And maybe you are too.
So I don't share this reflection, this confession as it were, because I want to air my dirty laundry and hope that you find empathy with me instead. I wonder if you feel something similar. I wonder if you feel tired, and not tired because you're the kind of person who just doesn't have space for other people, not tired because you're the kind of person who has over other people's stories—tired because you really do care. And you really do want to help, and you're doing everything you think you can do to the best of your ability, and you still feel like you're getting judged and you're failing. We are now in the season of Lent. It's the season that I look forward to and celebrate and dive headfirst into every year because it's a reset for me. And it's a reset for me because it is a season in which I celebrate, lean into, and practice my limitations. I limit my drinking. I limit my eating. I limit the time I spend in certain places. I actually intentionally practice living as a limited person. And after all these years of practicing my limitation in the season of Lent, part of what I'm coming to realize is that my limitations aren't a problem. My limitations are part of what it means for me to be whole. And when I judge myself for being limited, for not being able to care about everything wisely and well, when I treat myself as if I should be able to overcome my limitations so that I can be more productive, more caring, more present in more places, what I actually do is I diminish my humanity, and I diminish the person I actually am, which includes, and is defined by my limitations.
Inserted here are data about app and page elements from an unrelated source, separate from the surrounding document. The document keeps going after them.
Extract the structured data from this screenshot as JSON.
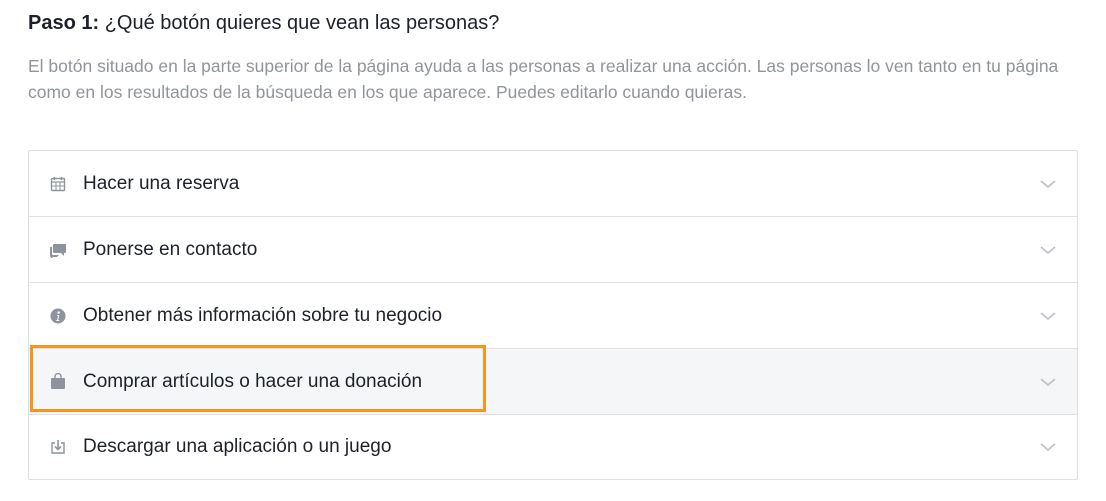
{
  "step": {
    "label": "Paso 1:",
    "question": "¿Qué botón quieres que vean las personas?",
    "description": "El botón situado en la parte superior de la página ayuda a las personas a realizar una acción. Las personas lo ven tanto en tu página como en los resultados de la búsqueda en los que aparece. Puedes editarlo cuando quieras."
  },
  "options": [
    {
      "label": "Hacer una reserva",
      "icon": "calendar-icon"
    },
    {
      "label": "Ponerse en contacto",
      "icon": "chat-bubbles-icon"
    },
    {
      "label": "Obtener más información sobre tu negocio",
      "icon": "info-icon"
    },
    {
      "label": "Comprar artículos o hacer una donación",
      "icon": "shopping-bag-icon",
      "highlighted": true
    },
    {
      "label": "Descargar una aplicación o un juego",
      "icon": "download-icon"
    }
  ],
  "colors": {
    "highlight": "#f7941d",
    "text": "#1d2129",
    "muted": "#90949c",
    "icon": "#8d949e"
  }
}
So, this Lent 2023, my hope and intention is not simply to practice limitation the way have often practiced limitation. But as I practice, and lean into, and in fact, celebrate my limitations. I also practice what Henry Nouwen calls the ministry of disappointment. I will be bummed to find, at the end of myself, that there are things I wish I could care about more completely that I simply can't, that there are ways I wish I could help. But I simply won't be able to. I'll be bound to disappoint other people who really do wish I cared about the things they cared about the way they care about them.
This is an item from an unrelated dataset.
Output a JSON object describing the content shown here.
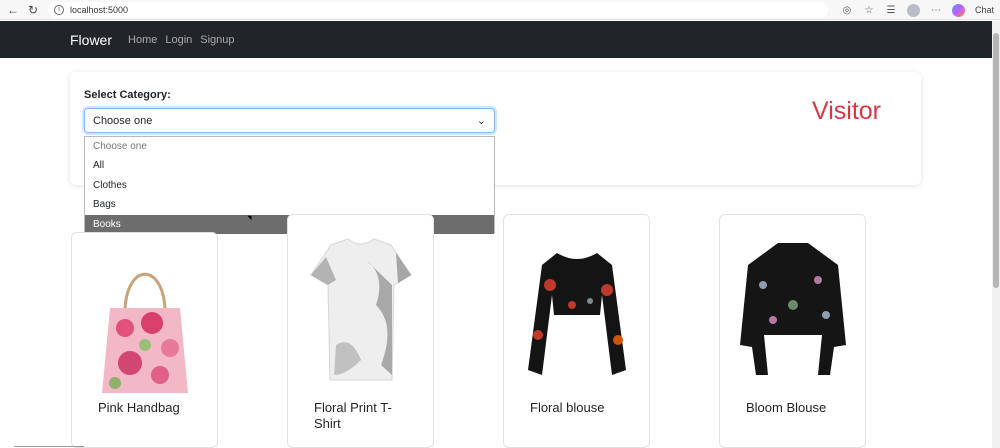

And I won't expect them to care about my corner of the world. And the things that I care about the way I do. See, I don't want to feel tired anymore, the way I have felt tired, because the work I have to do in the very specific place I've been planted is just too important. And the people that I've been given to that I can actually care for wisely and well are just too important. And the help I can offer and the places I've actually been planted is help I can offer because I've been planted here. And I don't want to be too tired, or too distracted, or too demoralized to do the work that I can do the work right in front of. Because I've spent all of my energy worrying, and being sad, and disappointed and kicking myself for not being able to do more. So maybe no one ever called you an ambulance chaser. The way I was called an ambulance chaser. But maybe you resonate with that feeling that man you care. And boy, you really want to help. But you don't want to be so damn tired all the time. So that you can offer the best of your energies, your time, your efforts, your wisdom, your life. To the places where you can make an actual difference, make an impact, and make the kind of change you're designed to make. Consider joining me this Lent and practicing in some way shape or form your own limitations, and re-envisioning, re-embracing yourself as the limited person that you were created to be planted in a particular place at a particular time among a particular people. So that it might be with you and with me as it was and is with Jesus, the Christ. Born to Mary and Joseph and the town of Nazareth, and his brother James and his small group of friends, that he spent a particular amount of time with him in that particular place. And because he attended so well and so wisely to that which was right in front of him. The whole role changed.